Often confused with Mexican Independence Day, which actually falls on September 16th, Cinco De Mayo is the day that recognizes Mexico’s victory in the Battle of Puebla over France who invaded after President Benito Juárez stopped paying interest on the money he owed France, Spain, and Britain for two years.
In December of 1861, Spain took possession of the port of Veracruz along with Britain and France who followed shortly after on January 14, 1862. The three powers wanted to open negotiations in regard to Mexico’s owed debt and agreed to hold a conference in Orizaba, Mexico after Foreign Minister Manuel Doblado invited the country’s commissioners there.
By the Spring of that year, Spain and Britain agreed to a bargain with Mexico and withdrew their forces from the invasion but Napoleon III ordered that France continue on with the invasion and took Orizaba.
The battle that followed was the Battle of Puebla at Fort Guadalupe which was dominated by Mexico after France suffered a loss of 500 casualties in an attempt to seize the fort. Mexico experienced around 85 casualties. This victory was a surprise to the other countries as many of the other powers thought that France would reign victorious.

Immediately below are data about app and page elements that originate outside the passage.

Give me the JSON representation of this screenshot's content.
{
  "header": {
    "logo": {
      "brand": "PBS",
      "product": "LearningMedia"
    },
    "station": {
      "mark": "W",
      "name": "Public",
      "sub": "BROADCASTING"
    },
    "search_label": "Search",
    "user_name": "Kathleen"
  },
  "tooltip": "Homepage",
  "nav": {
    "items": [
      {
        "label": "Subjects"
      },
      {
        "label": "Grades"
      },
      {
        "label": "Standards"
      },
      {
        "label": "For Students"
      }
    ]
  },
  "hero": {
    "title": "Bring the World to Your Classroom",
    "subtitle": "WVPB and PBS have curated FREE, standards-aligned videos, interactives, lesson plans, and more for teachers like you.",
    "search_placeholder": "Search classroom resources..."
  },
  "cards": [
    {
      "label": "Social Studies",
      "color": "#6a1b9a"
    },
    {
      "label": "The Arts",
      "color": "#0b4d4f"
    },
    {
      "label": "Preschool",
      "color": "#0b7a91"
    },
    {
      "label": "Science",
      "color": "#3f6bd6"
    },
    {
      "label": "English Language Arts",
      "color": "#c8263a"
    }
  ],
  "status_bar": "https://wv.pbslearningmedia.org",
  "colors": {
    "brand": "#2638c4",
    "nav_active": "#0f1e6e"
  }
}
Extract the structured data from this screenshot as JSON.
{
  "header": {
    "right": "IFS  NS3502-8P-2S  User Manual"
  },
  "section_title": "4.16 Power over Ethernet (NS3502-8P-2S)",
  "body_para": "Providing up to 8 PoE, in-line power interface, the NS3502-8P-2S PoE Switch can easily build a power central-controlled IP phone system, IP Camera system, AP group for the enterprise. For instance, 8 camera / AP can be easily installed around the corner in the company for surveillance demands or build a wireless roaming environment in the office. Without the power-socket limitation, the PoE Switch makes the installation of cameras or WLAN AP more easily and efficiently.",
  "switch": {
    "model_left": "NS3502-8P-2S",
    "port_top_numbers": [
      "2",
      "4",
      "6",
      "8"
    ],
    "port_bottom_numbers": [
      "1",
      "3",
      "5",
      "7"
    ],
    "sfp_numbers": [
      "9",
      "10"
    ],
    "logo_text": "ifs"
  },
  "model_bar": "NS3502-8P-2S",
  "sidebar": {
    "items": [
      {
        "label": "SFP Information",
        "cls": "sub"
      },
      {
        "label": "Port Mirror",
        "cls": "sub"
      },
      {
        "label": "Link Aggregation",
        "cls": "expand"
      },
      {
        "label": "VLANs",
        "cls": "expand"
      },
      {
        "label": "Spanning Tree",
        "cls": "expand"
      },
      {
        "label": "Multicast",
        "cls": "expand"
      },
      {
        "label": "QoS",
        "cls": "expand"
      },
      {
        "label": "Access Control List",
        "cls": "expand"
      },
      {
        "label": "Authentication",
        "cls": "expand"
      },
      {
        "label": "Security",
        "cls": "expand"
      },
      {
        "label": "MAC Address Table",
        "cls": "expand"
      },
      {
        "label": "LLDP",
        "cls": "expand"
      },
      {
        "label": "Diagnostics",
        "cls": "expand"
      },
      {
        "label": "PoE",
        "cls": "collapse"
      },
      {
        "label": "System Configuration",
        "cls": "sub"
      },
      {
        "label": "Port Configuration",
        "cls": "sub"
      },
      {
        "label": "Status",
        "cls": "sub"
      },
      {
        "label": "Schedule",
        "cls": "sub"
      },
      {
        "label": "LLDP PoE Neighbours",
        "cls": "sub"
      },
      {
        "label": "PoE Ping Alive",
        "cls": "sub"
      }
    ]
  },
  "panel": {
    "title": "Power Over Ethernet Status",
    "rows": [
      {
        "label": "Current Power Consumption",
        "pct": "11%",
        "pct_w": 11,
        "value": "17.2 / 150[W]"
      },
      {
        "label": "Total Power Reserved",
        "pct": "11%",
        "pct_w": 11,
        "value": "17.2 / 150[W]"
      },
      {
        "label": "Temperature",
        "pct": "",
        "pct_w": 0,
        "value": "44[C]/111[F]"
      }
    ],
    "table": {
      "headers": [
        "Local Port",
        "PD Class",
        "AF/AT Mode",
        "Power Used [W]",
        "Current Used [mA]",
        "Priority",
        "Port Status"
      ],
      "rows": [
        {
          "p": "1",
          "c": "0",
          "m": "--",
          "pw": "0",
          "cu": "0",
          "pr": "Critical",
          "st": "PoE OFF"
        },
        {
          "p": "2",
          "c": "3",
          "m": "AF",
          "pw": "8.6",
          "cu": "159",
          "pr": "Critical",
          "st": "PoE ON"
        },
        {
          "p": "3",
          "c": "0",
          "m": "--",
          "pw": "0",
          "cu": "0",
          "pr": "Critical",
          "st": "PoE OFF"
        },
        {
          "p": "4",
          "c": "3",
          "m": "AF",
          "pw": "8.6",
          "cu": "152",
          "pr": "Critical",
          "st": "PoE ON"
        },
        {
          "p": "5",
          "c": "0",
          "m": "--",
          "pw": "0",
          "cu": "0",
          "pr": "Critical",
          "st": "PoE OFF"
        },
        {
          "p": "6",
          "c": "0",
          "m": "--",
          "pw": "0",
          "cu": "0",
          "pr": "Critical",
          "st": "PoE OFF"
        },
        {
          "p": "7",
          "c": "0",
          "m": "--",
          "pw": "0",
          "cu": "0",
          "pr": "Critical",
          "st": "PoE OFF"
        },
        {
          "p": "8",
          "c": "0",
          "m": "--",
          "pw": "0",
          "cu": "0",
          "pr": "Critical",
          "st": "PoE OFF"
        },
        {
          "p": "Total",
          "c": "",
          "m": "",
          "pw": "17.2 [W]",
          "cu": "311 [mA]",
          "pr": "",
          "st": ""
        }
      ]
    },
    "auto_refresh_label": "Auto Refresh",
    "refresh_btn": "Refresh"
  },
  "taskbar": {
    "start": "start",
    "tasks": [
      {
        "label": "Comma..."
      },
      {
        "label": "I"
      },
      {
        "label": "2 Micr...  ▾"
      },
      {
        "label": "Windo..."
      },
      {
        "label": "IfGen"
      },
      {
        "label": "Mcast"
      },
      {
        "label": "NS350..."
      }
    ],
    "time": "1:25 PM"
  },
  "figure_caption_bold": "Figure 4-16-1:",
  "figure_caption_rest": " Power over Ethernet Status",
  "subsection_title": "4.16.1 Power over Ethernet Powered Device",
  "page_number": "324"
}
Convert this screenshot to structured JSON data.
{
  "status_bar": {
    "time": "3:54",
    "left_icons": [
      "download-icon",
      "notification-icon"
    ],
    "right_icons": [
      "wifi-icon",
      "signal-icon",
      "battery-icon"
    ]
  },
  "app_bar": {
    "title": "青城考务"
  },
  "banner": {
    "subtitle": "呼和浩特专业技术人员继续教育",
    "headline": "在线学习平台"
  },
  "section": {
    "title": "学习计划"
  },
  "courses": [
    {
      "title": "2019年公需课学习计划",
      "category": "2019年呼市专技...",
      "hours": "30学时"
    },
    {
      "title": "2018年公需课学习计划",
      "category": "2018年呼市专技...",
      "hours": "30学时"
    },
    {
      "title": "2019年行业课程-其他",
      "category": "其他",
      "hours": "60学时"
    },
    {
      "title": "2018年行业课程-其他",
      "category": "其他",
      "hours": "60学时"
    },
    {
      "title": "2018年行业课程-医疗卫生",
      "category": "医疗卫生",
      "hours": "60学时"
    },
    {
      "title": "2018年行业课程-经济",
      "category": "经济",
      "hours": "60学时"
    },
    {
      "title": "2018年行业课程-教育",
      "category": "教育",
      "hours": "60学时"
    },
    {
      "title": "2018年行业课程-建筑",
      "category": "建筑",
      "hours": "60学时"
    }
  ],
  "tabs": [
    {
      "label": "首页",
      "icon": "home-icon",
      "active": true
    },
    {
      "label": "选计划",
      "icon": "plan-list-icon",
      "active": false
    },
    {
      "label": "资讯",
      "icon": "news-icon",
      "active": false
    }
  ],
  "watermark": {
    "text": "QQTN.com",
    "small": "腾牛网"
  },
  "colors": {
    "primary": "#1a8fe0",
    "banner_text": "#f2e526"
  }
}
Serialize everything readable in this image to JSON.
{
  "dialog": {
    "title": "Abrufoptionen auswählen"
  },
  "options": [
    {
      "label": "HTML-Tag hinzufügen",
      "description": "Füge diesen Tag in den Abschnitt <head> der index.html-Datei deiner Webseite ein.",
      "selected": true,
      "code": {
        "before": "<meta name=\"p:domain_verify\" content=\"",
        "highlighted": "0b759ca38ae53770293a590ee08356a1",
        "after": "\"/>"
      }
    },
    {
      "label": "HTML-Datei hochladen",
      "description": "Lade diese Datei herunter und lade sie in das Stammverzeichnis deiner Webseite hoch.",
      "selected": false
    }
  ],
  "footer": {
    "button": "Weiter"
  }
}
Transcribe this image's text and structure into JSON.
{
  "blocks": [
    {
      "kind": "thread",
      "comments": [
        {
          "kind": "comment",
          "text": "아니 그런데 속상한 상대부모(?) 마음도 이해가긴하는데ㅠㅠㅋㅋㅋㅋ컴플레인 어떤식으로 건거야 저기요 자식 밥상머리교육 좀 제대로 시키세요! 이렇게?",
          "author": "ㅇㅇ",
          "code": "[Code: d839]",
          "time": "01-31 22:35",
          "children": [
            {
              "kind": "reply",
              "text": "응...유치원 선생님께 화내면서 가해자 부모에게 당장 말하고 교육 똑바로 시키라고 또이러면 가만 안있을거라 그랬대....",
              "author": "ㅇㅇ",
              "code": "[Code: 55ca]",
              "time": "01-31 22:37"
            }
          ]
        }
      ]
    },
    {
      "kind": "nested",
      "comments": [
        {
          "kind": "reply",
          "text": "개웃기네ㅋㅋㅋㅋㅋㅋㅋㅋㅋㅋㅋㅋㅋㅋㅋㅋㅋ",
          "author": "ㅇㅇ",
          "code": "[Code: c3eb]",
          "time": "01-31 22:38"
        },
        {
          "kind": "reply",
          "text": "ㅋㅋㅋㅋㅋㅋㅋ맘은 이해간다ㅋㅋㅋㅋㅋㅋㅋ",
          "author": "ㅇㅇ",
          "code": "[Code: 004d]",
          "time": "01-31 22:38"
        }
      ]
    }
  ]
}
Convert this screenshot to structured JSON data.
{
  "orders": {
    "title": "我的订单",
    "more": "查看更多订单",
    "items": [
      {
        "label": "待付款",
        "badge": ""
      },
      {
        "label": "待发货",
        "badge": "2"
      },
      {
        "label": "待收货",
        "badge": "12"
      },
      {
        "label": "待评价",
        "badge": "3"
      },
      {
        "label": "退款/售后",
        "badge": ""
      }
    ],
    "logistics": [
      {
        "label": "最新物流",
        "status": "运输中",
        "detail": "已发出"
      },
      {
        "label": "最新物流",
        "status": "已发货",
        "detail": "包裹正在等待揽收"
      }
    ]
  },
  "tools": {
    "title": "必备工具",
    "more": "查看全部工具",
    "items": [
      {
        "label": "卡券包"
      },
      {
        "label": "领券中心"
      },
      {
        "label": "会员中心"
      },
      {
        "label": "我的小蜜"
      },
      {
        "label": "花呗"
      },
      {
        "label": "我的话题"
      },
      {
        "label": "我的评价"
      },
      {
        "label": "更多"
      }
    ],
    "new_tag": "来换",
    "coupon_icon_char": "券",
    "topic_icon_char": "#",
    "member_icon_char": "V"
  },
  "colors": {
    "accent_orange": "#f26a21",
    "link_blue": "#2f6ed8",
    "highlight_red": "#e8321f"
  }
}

Although the day is a significant part of Mexico’s history, Cinco de Mayo is not widely celebrated and is primarily observed by the state of Puebla in Mexico. In the U.S. however, Cinco de Mayo is used as a way to celebrate Mexican culture for Mexican-Americans after Chicano activists raised awareness for the holiday in the 1960s and is now often celebrated with mariachis, Folklorico dancers, drinking, and cultural dishes.